Dmitri Shostakovich was a coward. Or at least the great Soviet composer admitted as much to friends. The resulting shame reverberates through his music, sounding notes of terror, humiliation and despair. When in 1948 Communist Party apparatchiks denounced his compositions as “formalist” and inaccessible to the common worker, he made a public confession, saying his music suffered from “many failures and serious setbacks” and pledging, “I will accept critical instruction.” He occasionally composed inanely patriotic songs and, some say, symphonies to placate his censors. Although he kept a picture of the Russian expatriate Igor Stravinsky under glass on his desk, Shostakovich yielded to party pressure and denounced his Modernist music, a moment he would later describe as the worst of his life.
Some of his closest friends made different choices during the middle years of the dark Soviet century. The cellist and humanist Mstislav Rostropovich defied the party and risked everything by sheltering Aleksandr Solzhenitsyn—a mighty figure of resistance whom Shostakovich let down more than once. (The novelist considered enlisting Shostakovich to protest the crushing of the Prague Spring in 1968 but ultimately realized that the “shackled genius” would never agree.) Shostakovich shocked his friends by formally joining the party in 1960—well after survival demanded it—thereby becoming an establishment figure mistrusted by the next generation of composers. Many Russian liberals never forgave him for signing a 1973 petition denouncing the dissident physicist Andrei Sakharov. One of Shostakovich’s friends remembered him saying, “I’d sign anything even if they hand it to me upside-down. All I want is to be left alone.”
Shostakovich signed—he always signed—not because he was a recluse or a genius who couldn’t be bothered with politics but because he hadn’t the constitution to fight back. Racked throughout his life by illness—tuberculosis, lung cancer, polio and Lou Gehrig’s disease—he was a wretched bag of nerves; contemporaneous accounts have him twitching, sweating and incessantly drumming his fingers. The fragile composer lived much of his life in a state of panicked desperation. He occasionally rebuffed the party in small ways, exerting his influence to help friends on the wrong side of an official or called up for service.
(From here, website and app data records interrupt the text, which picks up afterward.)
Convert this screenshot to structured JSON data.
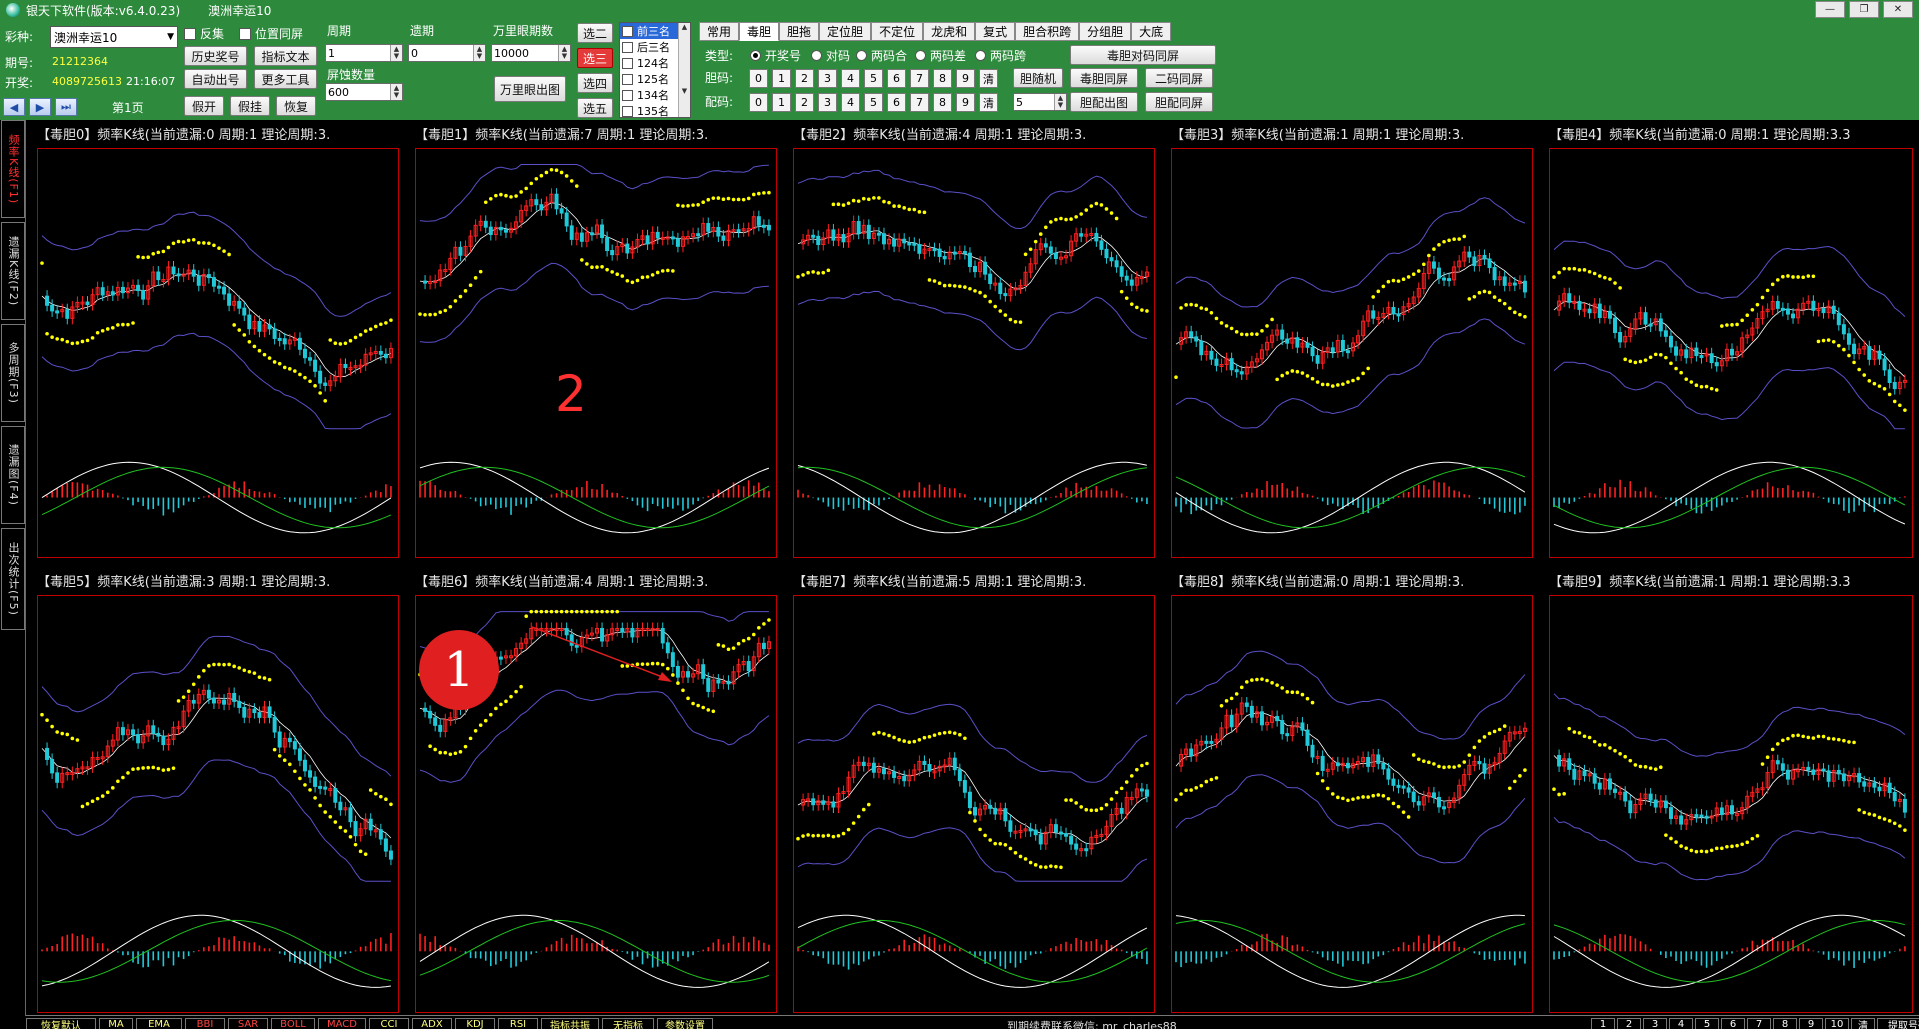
{
  "titlebar": {
    "app_title": "银天下软件(版本:v6.4.0.23)",
    "lottery_title": "澳洲幸运10"
  },
  "toolbar": {
    "lottery_label": "彩种:",
    "lottery_value": "澳洲幸运10",
    "period_label": "期号:",
    "period_value": "21212364",
    "draw_label": "开奖:",
    "draw_value": "4089725613",
    "draw_time": "21:16:07",
    "page_label": "第1页",
    "chk_fanji": "反集",
    "chk_weizhi": "位置同屏",
    "btn_history": "历史奖号",
    "btn_indicator_text": "指标文本",
    "btn_auto": "自动出号",
    "btn_more": "更多工具",
    "btn_fankai": "假开",
    "btn_jiagua": "假挂",
    "btn_huifu": "恢复",
    "cycle_label": "周期",
    "cycle_value": "1",
    "miss_label": "遗期",
    "miss_value": "0",
    "wanli_label": "万里眼期数",
    "wanli_value": "10000",
    "screen_label": "屏蚀数量",
    "screen_value": "600",
    "btn_wanli": "万里眼出图",
    "sel_btns": [
      "选二",
      "选三",
      "选四",
      "选五"
    ],
    "list_items": [
      {
        "label": "前三名",
        "checked": true,
        "active": true
      },
      {
        "label": "后三名",
        "checked": false,
        "active": false
      },
      {
        "label": "124名",
        "checked": false,
        "active": false
      },
      {
        "label": "125名",
        "checked": false,
        "active": false
      },
      {
        "label": "134名",
        "checked": false,
        "active": false
      },
      {
        "label": "135名",
        "checked": false,
        "active": false
      }
    ],
    "tabs": [
      "常用",
      "毒胆",
      "胆拖",
      "定位胆",
      "不定位",
      "龙虎和",
      "复式",
      "胆合积跨",
      "分组胆",
      "大底"
    ],
    "type_label": "类型:",
    "radios": [
      "开奖号",
      "对码",
      "两码合",
      "两码差",
      "两码跨"
    ],
    "btn_duidui": "毒胆对码同屏",
    "dan_label": "胆码:",
    "pei_label": "配码:",
    "nums": [
      "0",
      "1",
      "2",
      "3",
      "4",
      "5",
      "6",
      "7",
      "8",
      "9"
    ],
    "clear": "清",
    "btn_suiji": "胆随机",
    "btn_dudan": "毒胆同屏",
    "btn_erma": "二码同屏",
    "pei_value": "5",
    "btn_peichu": "胆配出图",
    "btn_peitong": "胆配同屏"
  },
  "sidetabs": [
    {
      "label": "频率K线(F1)",
      "active": true
    },
    {
      "label": "遗漏K线(F2)",
      "active": false
    },
    {
      "label": "多周期(F3)",
      "active": false
    },
    {
      "label": "遗漏图(F4)",
      "active": false
    },
    {
      "label": "出次统计(F5)",
      "active": false
    }
  ],
  "charts": [
    {
      "title": "【毒胆0】频率K线(当前遗漏:0 周期:1 理论周期:3."
    },
    {
      "title": "【毒胆1】频率K线(当前遗漏:7 周期:1 理论周期:3."
    },
    {
      "title": "【毒胆2】频率K线(当前遗漏:4 周期:1 理论周期:3."
    },
    {
      "title": "【毒胆3】频率K线(当前遗漏:1 周期:1 理论周期:3."
    },
    {
      "title": "【毒胆4】频率K线(当前遗漏:0 周期:1 理论周期:3.3"
    },
    {
      "title": "【毒胆5】频率K线(当前遗漏:3 周期:1 理论周期:3."
    },
    {
      "title": "【毒胆6】频率K线(当前遗漏:4 周期:1 理论周期:3."
    },
    {
      "title": "【毒胆7】频率K线(当前遗漏:5 周期:1 理论周期:3."
    },
    {
      "title": "【毒胆8】频率K线(当前遗漏:0 周期:1 理论周期:3."
    },
    {
      "title": "【毒胆9】频率K线(当前遗漏:1 周期:1 理论周期:3.3"
    }
  ],
  "annotations": {
    "circle_label": "1",
    "label_2": "2"
  },
  "bottombar": {
    "left_btns": [
      "恢复默认",
      "MA",
      "EMA",
      "BBI",
      "SAR",
      "BOLL",
      "MACD",
      "CCI",
      "ADX",
      "KDJ",
      "RSI",
      "指标共振",
      "无指标",
      "参数设置"
    ],
    "red_btns": [
      "BBI",
      "SAR",
      "BOLL",
      "MACD"
    ],
    "contact": "到期续费联系微信: mr_charles88",
    "right_btns": [
      "1",
      "2",
      "3",
      "4",
      "5",
      "6",
      "7",
      "8",
      "9",
      "10",
      "清",
      "提取号码"
    ]
  },
  "colors": {
    "toolbar_bg": "#2e8b3d",
    "rise": "#ff2020",
    "fall": "#20c8d8",
    "ma": "#ffff00",
    "boll": "#6a5acd"
  }
}
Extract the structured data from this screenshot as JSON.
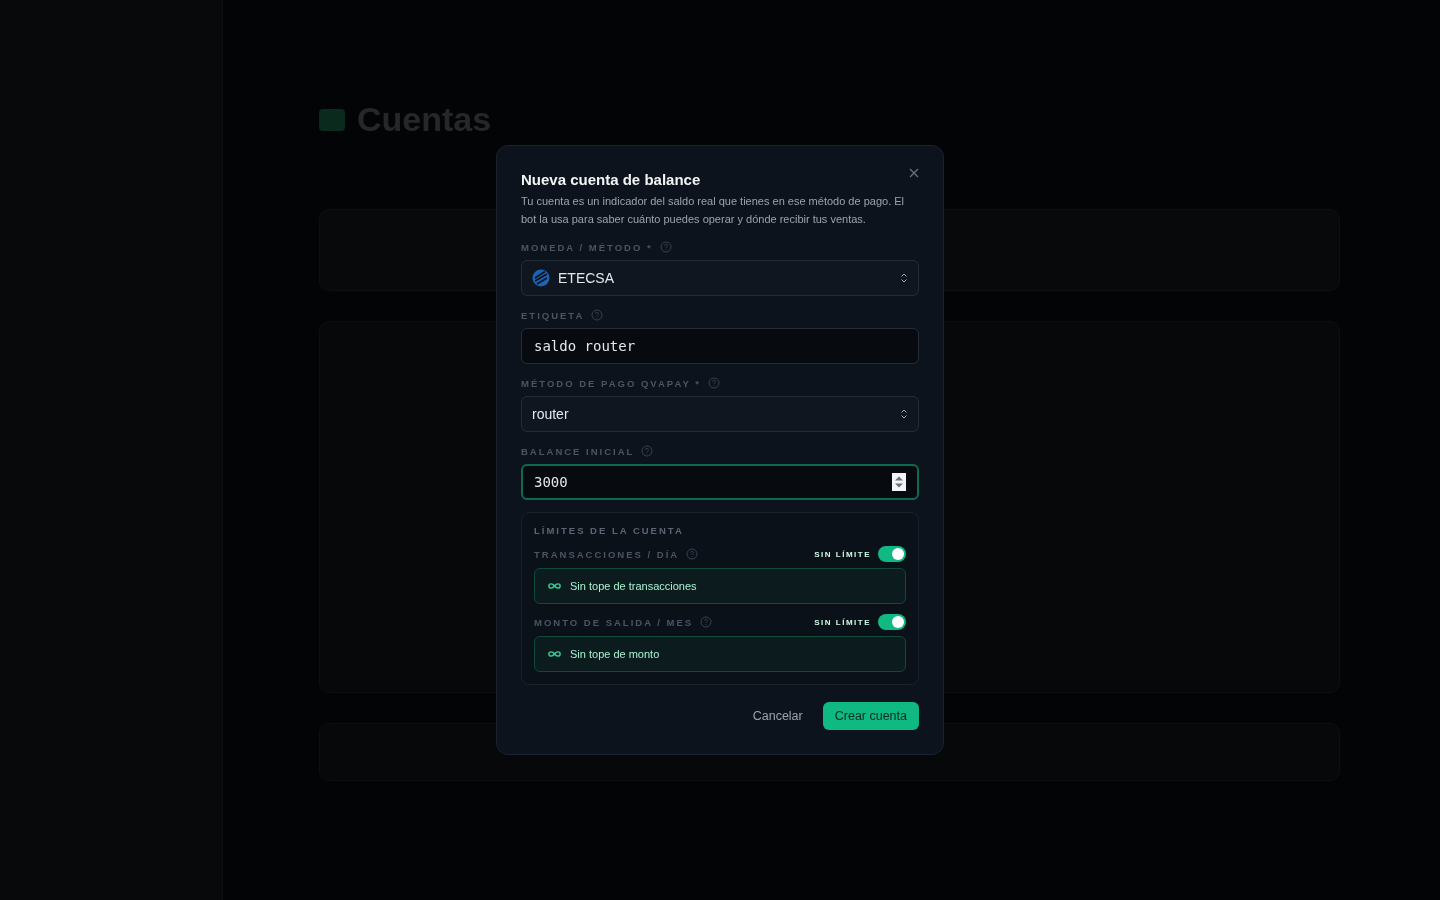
{
  "page": {
    "title": "Cuentas"
  },
  "dialog": {
    "title": "Nueva cuenta de balance",
    "description": "Tu cuenta es un indicador del saldo real que tienes en ese método de pago. El bot la usa para saber cuánto puedes operar y dónde recibir tus ventas.",
    "fields": [
      {
        "kind": "currency-select",
        "label": "MONEDA / MÉTODO *",
        "value": "ETECSA",
        "focused": false
      },
      {
        "kind": "text",
        "label": "ETIQUETA",
        "value": "saldo router",
        "focused": false
      },
      {
        "kind": "select",
        "label": "MÉTODO DE PAGO QVAPAY *",
        "value": "router",
        "focused": false
      },
      {
        "kind": "number",
        "label": "BALANCE INICIAL",
        "value": "3000",
        "focused": true
      }
    ],
    "limits": {
      "title": "LÍMITES DE LA CUENTA",
      "rows": [
        {
          "label": "TRANSACCIONES / DÍA",
          "toggle_label": "SIN LÍMITE",
          "on": true,
          "note": "Sin tope de transacciones"
        },
        {
          "label": "MONTO DE SALIDA / MES",
          "toggle_label": "SIN LÍMITE",
          "on": true,
          "note": "Sin tope de monto"
        }
      ]
    },
    "cancel": "Cancelar",
    "submit": "Crear cuenta"
  }
}
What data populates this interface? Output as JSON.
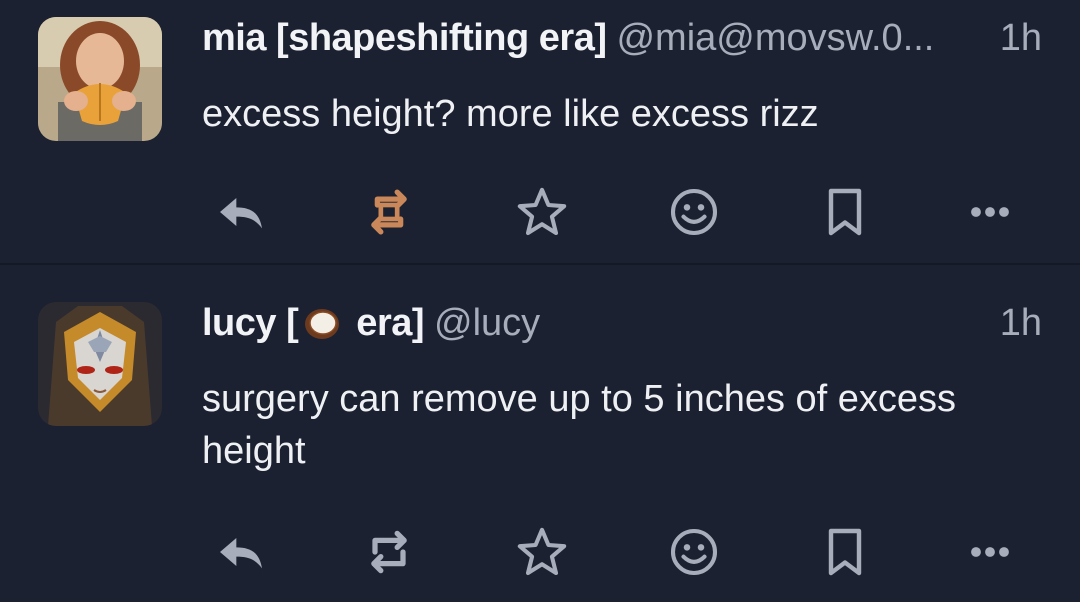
{
  "colors": {
    "background": "#1b2130",
    "icon_default": "#a7adba",
    "icon_boosted": "#c9875a",
    "text_primary": "#eef0f4",
    "text_secondary": "#a7adba"
  },
  "posts": [
    {
      "display_name": "mia [shapeshifting era]",
      "handle": "@mia@movsw.0...",
      "time": "1h",
      "content": "excess height? more like excess rizz",
      "boosted": true,
      "actions": [
        "reply-icon",
        "boost-icon",
        "star-icon",
        "emoji-react-icon",
        "bookmark-icon",
        "more-icon"
      ]
    },
    {
      "display_name_prefix": "lucy [",
      "display_name_emoji": "coconut-emoji",
      "display_name_suffix": " era]",
      "handle": "@lucy",
      "time": "1h",
      "content": "surgery can remove up to 5 inches of excess height",
      "boosted": false,
      "actions": [
        "reply-icon",
        "boost-icon",
        "star-icon",
        "emoji-react-icon",
        "bookmark-icon",
        "more-icon"
      ]
    }
  ]
}
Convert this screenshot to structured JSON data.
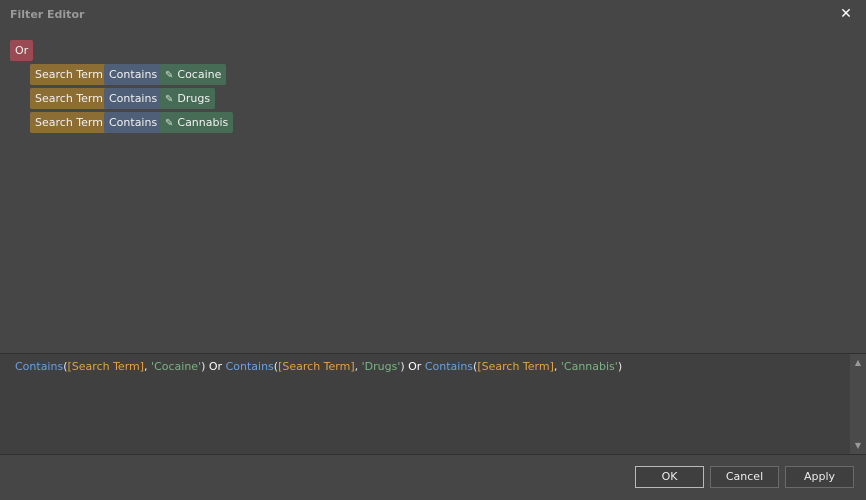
{
  "window": {
    "title": "Filter Editor",
    "close_icon": "close-icon"
  },
  "tree": {
    "group": "Or",
    "conditions": [
      {
        "field": "Search Term",
        "operator": "Contains",
        "value": "Cocaine"
      },
      {
        "field": "Search Term",
        "operator": "Contains",
        "value": "Drugs"
      },
      {
        "field": "Search Term",
        "operator": "Contains",
        "value": "Cannabis"
      }
    ]
  },
  "expression": {
    "tokens": [
      [
        "fn",
        "Contains"
      ],
      [
        "p",
        "("
      ],
      [
        "fld",
        "[Search Term]"
      ],
      [
        "p",
        ", "
      ],
      [
        "str",
        "'Cocaine'"
      ],
      [
        "p",
        ")"
      ],
      [
        "op",
        " Or "
      ],
      [
        "fn",
        "Contains"
      ],
      [
        "p",
        "("
      ],
      [
        "fld",
        "[Search Term]"
      ],
      [
        "p",
        ", "
      ],
      [
        "str",
        "'Drugs'"
      ],
      [
        "p",
        ")"
      ],
      [
        "op",
        " Or "
      ],
      [
        "fn",
        "Contains"
      ],
      [
        "p",
        "("
      ],
      [
        "fld",
        "[Search Term]"
      ],
      [
        "p",
        ", "
      ],
      [
        "str",
        "'Cannabis'"
      ],
      [
        "p",
        ")"
      ]
    ]
  },
  "buttons": {
    "ok": "OK",
    "cancel": "Cancel",
    "apply": "Apply"
  },
  "colors": {
    "group": "#9a4a53",
    "field": "#8c6d33",
    "operator": "#4f5f78",
    "value": "#466c55",
    "fn_text": "#6aa0e0",
    "field_text": "#e0a445",
    "string_text": "#7ab383"
  }
}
Yet he ultimately chose subversion rather than resistance. He was a survivor, not a martyr, and when he mocked totalitarianism he did so in the safe company of friends or in sarcastic passages of music, like the perverted military march played by dissonant trumpets in the first movement of the Fifth Symphony. His motives and loyalties remain cloudy, if not quite enigmatic. The finale of the same piece features one of Shostakovich’s most famous concessions: a last-minute switch to the major key to send the concertgoers out on a note of Soviet triumphalism.
Born in St. Petersburg in 1906, Shostakovich was the great red hope, the Soviet Union’s first “homegrown” composer, or so the apparatchiks liked to boast when they weren’t terrorizing him. Shortly after the 1948 denunciation—Shostakovich’s second—Stalin telephoned and asked him to represent the USSR on a cultural junket to the United States. Stalin claimed to know nothing of the blacklisting that had been ruining Shostakovich’s life. Like many others who lived through Stalin’s purges and terror, Shostakovich always carried a toothbrush and change of underwear in case he was packed off to the gulag. But this never happened: he was too valuable an instrument of propaganda. After he composed the Seventh Symphony (Leningrad), an anthem of Soviet resistance to Nazism during World War II, Shostakovich became a national hero whose photo was splashed across the cover of Time. In The Rest Is Noise, Alex Ross describes how Russians first heard the symphony during the siege of 1942 “under the most dramatic circumstances imaginable”: